**EXERCISE OBJECTIVE**. Every line in the records below that holds the word "letter" is to be copied.

Dataset records
== Segment start ==
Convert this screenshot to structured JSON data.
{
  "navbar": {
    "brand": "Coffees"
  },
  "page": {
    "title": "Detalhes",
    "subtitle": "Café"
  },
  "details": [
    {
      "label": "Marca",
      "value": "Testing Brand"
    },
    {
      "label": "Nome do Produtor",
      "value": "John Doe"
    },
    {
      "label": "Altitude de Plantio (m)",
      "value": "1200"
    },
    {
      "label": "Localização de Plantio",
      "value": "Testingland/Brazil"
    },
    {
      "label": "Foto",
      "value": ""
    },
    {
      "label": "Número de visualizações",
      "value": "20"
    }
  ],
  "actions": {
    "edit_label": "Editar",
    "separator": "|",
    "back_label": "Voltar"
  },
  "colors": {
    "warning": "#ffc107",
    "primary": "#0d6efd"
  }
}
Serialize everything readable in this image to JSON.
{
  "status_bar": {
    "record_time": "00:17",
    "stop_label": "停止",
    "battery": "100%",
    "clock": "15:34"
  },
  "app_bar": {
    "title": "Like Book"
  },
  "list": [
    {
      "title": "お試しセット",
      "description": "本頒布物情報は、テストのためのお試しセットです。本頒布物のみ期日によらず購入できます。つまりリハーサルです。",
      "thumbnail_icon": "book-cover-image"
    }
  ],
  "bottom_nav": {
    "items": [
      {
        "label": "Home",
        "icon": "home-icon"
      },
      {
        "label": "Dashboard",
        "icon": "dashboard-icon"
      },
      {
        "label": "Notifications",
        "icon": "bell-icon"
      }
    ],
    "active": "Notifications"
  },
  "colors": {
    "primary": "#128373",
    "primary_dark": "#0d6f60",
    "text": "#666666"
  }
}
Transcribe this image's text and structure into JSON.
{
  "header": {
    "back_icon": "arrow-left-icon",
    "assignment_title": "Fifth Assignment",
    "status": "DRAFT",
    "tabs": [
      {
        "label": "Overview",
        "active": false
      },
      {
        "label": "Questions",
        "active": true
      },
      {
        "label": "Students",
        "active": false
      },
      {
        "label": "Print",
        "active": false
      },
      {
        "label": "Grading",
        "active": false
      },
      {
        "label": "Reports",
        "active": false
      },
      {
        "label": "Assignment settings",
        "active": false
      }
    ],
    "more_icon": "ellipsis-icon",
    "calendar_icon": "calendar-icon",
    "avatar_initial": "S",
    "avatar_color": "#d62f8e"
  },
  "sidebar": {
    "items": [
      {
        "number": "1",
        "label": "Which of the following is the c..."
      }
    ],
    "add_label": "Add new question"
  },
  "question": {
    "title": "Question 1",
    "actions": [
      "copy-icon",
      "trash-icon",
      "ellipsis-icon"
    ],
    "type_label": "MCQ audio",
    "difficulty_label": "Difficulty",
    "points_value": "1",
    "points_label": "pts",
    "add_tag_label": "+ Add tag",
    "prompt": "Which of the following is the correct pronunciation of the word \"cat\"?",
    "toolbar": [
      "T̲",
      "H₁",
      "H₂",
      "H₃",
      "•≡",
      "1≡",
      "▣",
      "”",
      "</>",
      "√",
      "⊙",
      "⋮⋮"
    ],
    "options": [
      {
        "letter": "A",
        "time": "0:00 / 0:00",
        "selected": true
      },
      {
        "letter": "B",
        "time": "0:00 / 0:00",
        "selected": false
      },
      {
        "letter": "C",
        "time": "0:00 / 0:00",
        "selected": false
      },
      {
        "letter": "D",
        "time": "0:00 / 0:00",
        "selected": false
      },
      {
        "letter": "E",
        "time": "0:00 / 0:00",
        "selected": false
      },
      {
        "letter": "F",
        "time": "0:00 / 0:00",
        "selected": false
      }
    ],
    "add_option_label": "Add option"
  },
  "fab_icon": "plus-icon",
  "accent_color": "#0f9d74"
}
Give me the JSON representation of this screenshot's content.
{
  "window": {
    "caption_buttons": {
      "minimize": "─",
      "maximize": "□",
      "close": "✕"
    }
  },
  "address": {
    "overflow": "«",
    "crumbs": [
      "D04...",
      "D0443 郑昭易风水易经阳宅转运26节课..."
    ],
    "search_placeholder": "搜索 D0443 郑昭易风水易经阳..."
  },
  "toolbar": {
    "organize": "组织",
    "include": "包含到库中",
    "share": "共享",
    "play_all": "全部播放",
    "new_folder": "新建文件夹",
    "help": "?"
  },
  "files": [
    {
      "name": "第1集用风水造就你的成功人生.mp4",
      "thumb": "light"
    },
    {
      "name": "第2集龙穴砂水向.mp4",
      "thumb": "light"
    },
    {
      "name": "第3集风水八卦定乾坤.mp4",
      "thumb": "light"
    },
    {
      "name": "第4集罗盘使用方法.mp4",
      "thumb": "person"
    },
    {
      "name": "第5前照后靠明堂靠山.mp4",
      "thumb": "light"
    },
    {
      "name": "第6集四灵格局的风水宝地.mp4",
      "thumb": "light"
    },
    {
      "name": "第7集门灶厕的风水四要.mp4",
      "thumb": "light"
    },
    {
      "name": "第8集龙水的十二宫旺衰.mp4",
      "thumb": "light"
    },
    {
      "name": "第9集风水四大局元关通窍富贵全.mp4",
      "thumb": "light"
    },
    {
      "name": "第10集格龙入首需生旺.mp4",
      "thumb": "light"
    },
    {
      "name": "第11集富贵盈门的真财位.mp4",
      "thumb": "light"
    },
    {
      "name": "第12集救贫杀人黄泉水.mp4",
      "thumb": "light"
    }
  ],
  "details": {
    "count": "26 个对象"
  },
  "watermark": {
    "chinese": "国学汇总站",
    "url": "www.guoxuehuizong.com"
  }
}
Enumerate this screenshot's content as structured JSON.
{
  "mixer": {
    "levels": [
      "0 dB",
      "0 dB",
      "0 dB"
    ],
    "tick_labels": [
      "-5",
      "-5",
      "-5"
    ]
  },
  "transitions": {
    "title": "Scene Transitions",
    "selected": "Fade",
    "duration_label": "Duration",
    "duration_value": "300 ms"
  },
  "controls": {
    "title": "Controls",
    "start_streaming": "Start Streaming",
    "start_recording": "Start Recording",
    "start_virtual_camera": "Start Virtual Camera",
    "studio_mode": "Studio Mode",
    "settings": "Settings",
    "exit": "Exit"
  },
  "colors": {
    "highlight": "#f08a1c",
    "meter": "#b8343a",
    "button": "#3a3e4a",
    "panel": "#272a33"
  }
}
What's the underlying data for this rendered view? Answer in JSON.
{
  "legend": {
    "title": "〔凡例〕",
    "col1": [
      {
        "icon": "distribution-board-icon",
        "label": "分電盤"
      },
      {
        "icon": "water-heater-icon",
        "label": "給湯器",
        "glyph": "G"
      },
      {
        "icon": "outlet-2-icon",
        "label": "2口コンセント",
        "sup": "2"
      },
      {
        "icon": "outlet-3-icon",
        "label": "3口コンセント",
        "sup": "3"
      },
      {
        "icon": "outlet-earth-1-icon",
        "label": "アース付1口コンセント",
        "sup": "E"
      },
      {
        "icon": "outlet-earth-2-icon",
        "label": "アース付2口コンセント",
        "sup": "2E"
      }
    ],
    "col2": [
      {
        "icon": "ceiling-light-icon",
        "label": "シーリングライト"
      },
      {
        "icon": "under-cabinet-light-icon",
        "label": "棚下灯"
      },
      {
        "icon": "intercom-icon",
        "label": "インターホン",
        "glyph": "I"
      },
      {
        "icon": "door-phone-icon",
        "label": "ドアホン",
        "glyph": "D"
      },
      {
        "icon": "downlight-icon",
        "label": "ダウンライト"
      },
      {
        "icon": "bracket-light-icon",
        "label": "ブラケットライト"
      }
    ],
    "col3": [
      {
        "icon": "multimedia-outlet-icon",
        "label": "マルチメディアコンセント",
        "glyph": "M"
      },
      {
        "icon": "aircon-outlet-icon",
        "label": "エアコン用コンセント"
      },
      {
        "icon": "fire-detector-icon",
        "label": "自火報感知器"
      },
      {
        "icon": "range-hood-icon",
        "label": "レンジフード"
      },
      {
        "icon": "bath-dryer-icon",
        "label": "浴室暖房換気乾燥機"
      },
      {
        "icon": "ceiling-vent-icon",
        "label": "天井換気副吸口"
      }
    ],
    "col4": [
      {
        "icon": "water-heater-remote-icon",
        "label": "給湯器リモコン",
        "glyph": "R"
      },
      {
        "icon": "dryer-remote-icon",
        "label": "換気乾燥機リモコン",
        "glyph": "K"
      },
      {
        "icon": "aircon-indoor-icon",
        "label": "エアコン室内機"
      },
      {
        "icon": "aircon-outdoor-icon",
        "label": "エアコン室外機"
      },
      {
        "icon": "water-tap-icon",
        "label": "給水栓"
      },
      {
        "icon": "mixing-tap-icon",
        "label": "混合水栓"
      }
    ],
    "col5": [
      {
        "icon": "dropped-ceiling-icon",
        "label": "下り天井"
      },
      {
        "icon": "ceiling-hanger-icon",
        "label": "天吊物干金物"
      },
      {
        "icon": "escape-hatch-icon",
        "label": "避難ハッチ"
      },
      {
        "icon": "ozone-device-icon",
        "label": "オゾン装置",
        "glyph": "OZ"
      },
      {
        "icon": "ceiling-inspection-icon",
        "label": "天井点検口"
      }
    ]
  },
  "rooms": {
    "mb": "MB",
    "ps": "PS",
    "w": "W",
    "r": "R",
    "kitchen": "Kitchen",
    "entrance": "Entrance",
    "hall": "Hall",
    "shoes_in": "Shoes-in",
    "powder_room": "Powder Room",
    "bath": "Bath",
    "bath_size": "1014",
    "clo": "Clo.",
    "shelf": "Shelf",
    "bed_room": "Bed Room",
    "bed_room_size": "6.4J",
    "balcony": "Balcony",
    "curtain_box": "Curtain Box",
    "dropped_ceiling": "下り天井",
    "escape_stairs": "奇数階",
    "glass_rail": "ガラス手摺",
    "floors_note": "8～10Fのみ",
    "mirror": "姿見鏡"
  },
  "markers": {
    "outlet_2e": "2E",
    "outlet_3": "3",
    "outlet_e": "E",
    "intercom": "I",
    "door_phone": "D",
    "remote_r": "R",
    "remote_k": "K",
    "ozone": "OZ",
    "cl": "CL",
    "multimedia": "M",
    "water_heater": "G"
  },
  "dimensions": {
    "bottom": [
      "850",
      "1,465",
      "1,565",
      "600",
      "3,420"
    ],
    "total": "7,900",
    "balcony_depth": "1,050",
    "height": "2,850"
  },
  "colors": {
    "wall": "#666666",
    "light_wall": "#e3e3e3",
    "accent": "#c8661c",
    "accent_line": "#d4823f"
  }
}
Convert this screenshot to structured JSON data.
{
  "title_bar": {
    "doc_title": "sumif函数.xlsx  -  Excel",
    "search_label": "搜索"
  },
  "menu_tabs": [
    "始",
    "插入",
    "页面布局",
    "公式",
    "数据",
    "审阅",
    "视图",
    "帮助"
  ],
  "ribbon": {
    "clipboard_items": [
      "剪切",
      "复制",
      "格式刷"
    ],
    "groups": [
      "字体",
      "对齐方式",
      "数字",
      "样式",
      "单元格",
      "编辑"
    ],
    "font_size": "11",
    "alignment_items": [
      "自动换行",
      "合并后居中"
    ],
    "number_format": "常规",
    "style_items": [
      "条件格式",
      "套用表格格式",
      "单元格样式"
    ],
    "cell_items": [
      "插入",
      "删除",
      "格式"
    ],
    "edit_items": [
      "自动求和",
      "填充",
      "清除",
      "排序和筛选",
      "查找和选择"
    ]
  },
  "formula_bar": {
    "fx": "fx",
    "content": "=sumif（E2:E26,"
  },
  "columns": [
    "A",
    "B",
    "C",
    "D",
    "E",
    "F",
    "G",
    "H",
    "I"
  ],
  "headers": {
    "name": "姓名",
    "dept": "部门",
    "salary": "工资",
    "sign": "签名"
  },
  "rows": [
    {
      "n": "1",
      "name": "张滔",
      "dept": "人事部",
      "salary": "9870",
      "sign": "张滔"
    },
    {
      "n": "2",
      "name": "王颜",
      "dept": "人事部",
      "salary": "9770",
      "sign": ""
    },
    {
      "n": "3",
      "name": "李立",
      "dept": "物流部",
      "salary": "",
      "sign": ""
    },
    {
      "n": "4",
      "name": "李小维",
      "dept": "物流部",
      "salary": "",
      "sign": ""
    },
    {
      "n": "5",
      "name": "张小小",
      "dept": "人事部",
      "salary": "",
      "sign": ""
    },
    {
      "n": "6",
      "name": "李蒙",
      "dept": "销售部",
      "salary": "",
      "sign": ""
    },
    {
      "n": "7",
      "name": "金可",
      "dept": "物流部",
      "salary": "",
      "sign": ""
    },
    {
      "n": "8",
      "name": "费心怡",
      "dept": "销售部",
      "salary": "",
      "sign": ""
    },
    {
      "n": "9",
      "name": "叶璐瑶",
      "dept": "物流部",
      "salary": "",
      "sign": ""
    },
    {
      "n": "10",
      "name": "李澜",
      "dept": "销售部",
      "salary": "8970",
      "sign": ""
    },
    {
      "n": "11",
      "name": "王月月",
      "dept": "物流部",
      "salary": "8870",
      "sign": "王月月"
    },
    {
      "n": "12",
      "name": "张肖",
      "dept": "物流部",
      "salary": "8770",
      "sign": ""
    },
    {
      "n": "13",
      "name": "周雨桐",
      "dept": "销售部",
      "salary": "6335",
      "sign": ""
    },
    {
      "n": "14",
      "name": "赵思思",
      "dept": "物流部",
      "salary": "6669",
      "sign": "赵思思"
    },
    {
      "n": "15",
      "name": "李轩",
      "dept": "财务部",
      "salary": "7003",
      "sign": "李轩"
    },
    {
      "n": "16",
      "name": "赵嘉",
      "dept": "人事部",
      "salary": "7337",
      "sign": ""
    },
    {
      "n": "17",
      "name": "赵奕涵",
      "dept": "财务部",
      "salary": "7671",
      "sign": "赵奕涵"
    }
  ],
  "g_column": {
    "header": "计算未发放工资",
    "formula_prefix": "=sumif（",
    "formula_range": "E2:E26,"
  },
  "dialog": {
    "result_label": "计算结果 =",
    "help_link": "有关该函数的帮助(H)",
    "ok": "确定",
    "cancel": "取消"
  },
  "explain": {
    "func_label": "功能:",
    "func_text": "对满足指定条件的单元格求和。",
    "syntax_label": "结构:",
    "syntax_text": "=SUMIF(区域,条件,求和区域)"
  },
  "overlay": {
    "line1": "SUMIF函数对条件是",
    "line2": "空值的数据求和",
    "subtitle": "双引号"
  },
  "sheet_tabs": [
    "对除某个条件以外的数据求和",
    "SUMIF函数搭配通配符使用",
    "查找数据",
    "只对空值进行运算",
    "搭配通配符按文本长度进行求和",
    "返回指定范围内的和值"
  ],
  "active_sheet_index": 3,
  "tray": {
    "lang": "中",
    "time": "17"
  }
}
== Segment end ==
**RESPONSE**.
        "letter": "A",
        "letter": "B",
        "letter": "C",
        "letter": "D",
        "letter": "E",
        "letter": "F",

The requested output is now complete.